Because this study is observational, it cannot prove a cause and effect relationship between diet and heart disease.
In another study, “Relationship between a plant-based diet portfolio and cardiovascular disease risk: results from the Women’s Health Initiative (WHI) prospective cohort study”, researchers, in collaboration with investigators from the WHI, led by Simin Liu, at Brown University, assessed whether diets comprising a dietary portfolio of plant-based foods with health claims approved by the United States Food and Drug Administration to lower rates of ” bad âcholesterol (known as theâ wallet diet â) were associated with fewer cardiovascular disease events in a large group of postmenopausal women.
The “wallet diet” includes nuts; vegetable protein from soy, beans or tofu; viscous soluble fiber from oats, barley, okra, eggplant, oranges, apples and berries; plant sterols from fortified foods and monounsaturated fats found in olive and canola oil and avocados; with limited consumption of saturated fat and dietary cholesterol. Previously, two randomized trials had shown that reaching high target levels of foods included in the portfolio diet resulted in a significant decrease in “bad” cholesterol or low density lipoprotein (LDL-C) cholesterol, more than a traditional diet low in saturated fat. Cholesterol and diet education in one study and comparable to taking a cholesterol-lowering statin in another.
The researchers found:
Compared with women who followed the Portfolio diet less frequently, those closest to alignment were 11% less likely to develop any type of cardiovascular disease, 14% less likely to develop coronary heart disease, and 17% less likely to develop coronary heart disease. develop heart failure.
There was no association between more closely following the Portfolio diet and developing a stroke or atrial fibrillation.
âThese findings present an important opportunity, as there is still room for people to incorporate more cholesterol-lowering plant foods into their diets. as much as cholesterol lowering drugs.
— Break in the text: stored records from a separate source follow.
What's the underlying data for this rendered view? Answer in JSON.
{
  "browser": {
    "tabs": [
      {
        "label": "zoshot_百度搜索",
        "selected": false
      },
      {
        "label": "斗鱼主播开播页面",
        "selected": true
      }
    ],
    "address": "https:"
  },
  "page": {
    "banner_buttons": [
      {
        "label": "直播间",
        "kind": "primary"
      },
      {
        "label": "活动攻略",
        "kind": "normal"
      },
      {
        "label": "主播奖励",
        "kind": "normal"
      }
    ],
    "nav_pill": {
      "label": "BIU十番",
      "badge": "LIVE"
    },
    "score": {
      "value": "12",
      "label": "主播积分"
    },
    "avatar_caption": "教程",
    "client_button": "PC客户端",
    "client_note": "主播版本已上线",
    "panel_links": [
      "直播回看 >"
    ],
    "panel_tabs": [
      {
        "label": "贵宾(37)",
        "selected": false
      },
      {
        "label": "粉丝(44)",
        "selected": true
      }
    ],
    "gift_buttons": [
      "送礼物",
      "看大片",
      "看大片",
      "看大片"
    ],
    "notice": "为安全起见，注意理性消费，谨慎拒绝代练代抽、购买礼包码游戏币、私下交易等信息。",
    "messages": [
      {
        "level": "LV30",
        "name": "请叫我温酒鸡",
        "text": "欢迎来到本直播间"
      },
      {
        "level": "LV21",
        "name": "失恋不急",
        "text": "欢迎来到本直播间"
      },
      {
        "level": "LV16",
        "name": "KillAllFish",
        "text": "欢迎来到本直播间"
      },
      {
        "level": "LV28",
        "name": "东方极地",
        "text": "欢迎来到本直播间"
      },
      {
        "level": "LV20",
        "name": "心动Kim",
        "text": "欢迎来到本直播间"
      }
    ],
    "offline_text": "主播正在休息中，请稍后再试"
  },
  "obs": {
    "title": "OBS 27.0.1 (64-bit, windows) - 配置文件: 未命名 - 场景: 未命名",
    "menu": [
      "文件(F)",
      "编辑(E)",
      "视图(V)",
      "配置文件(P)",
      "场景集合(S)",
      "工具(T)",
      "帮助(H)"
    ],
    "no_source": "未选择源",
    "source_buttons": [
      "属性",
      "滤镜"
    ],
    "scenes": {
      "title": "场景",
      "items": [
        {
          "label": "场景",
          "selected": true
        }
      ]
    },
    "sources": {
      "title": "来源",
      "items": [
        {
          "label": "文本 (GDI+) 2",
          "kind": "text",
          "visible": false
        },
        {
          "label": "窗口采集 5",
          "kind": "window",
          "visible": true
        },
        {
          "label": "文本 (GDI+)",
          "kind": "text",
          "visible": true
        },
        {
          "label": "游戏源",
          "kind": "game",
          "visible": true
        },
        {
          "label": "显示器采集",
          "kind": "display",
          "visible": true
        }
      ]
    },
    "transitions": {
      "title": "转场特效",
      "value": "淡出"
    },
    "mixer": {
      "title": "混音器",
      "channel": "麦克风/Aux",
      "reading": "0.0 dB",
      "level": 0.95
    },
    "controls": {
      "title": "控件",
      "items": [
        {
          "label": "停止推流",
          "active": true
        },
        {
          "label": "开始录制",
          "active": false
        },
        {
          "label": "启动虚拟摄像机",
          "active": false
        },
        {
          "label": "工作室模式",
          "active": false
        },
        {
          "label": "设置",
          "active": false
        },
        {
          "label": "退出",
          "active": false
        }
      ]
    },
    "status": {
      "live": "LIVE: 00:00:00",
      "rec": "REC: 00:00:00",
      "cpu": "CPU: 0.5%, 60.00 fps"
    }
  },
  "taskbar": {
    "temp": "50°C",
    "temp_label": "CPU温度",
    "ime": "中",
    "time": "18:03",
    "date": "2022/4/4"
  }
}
Still, an 11% reduction is clinically significant and would hit anyone’s minimum threshold for benefit. The results indicate that the wallet diet produces benefits for heart health, âsaid John Sievenpiper, lead author of the study at St. Michael’s Hospital, a Unity Health Toronto site in Ontario, Canada, and associate professor of science. Nutrition and Medicine at the University of Toronto.
Researchers believe the findings highlight possible opportunities for reducing heart disease by encouraging people to consume more foods from the Portfolio Diet.
“We also found a dose-response in our study, which means you can start small, adding one component of the Portfolio diet at a time, and see more heart health benefits as you add more. components, âsaid Andrea J. Glenn, lead study author and doctoral student at St. Michael’s Hospital in Toronto and nutritional sciences at the University of Toronto.
Although the study was observational and could not directly establish a cause-and-effect relationship between diet and cardiovascular events, the researchers believe it provides the most reliable estimate of the diet-heart relationship to date. due to its study design (including well-validated food frequency questionnaires administered at baseline and at year 3 in a large population of very dedicated participants).
Nonetheless, investigators report that these findings need to be explored further in additional populations of younger men or women.